== TASK INPUT
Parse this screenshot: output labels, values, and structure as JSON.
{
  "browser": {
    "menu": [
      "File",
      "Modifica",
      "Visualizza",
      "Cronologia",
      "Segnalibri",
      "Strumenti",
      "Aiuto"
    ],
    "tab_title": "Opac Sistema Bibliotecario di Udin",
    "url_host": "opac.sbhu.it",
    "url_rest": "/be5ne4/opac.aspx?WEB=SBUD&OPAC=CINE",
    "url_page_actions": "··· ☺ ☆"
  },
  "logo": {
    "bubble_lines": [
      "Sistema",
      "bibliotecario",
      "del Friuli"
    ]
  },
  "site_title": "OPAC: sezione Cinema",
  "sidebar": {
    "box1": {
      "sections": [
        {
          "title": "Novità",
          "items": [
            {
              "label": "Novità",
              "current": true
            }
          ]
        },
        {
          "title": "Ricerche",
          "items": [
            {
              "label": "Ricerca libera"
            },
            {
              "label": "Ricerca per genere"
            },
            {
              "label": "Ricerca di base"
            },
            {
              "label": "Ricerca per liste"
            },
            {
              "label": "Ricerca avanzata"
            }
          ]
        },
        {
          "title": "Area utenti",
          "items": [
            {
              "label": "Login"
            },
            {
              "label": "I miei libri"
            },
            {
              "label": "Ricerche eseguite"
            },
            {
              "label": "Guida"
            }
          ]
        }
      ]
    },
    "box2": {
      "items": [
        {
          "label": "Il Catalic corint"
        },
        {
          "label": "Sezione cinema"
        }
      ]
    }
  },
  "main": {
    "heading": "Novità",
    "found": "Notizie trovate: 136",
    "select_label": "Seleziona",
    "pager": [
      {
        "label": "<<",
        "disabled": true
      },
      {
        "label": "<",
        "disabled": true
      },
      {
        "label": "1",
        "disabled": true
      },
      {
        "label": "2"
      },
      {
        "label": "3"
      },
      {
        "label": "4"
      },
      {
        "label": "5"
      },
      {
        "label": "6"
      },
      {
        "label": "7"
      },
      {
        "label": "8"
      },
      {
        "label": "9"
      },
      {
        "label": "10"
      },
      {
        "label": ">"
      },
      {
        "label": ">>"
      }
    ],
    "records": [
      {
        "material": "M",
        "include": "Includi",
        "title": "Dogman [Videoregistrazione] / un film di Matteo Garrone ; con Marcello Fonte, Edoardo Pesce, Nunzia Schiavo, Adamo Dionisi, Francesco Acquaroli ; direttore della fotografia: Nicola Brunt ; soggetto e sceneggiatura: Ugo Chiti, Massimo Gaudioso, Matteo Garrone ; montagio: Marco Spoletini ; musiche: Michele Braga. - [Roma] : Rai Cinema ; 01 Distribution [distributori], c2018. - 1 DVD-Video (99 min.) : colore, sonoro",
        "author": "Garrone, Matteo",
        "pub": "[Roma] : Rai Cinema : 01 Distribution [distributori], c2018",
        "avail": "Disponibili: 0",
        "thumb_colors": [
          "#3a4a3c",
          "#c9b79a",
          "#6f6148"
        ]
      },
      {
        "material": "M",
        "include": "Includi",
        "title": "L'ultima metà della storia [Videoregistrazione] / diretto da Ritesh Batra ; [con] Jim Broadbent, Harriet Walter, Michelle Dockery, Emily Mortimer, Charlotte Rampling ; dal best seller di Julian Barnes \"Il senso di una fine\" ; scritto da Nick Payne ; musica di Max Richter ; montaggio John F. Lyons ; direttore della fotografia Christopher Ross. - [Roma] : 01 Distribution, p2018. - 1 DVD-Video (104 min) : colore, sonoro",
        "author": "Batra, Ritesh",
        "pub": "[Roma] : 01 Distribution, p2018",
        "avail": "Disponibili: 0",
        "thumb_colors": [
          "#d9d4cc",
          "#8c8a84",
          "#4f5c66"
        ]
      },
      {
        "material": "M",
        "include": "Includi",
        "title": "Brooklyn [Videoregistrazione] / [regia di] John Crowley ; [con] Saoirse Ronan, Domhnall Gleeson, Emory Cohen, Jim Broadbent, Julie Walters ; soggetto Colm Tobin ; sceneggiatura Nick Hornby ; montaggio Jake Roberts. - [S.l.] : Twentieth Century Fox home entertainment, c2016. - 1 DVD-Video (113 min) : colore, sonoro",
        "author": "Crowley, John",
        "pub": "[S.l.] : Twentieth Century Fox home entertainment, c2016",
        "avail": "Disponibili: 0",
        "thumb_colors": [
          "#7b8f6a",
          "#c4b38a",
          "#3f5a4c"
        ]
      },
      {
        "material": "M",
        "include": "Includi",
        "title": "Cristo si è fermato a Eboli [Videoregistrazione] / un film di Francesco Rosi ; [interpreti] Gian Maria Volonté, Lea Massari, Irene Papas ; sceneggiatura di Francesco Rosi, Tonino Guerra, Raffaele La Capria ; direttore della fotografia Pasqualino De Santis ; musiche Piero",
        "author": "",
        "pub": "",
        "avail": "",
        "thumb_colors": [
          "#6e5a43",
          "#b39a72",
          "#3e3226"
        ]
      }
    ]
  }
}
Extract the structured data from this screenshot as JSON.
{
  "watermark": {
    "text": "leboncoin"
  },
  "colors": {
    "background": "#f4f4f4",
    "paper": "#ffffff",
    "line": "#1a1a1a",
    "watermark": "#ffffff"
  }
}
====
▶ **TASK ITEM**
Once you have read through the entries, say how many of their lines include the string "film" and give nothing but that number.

▶ **EXPECTED OUTPUT**
2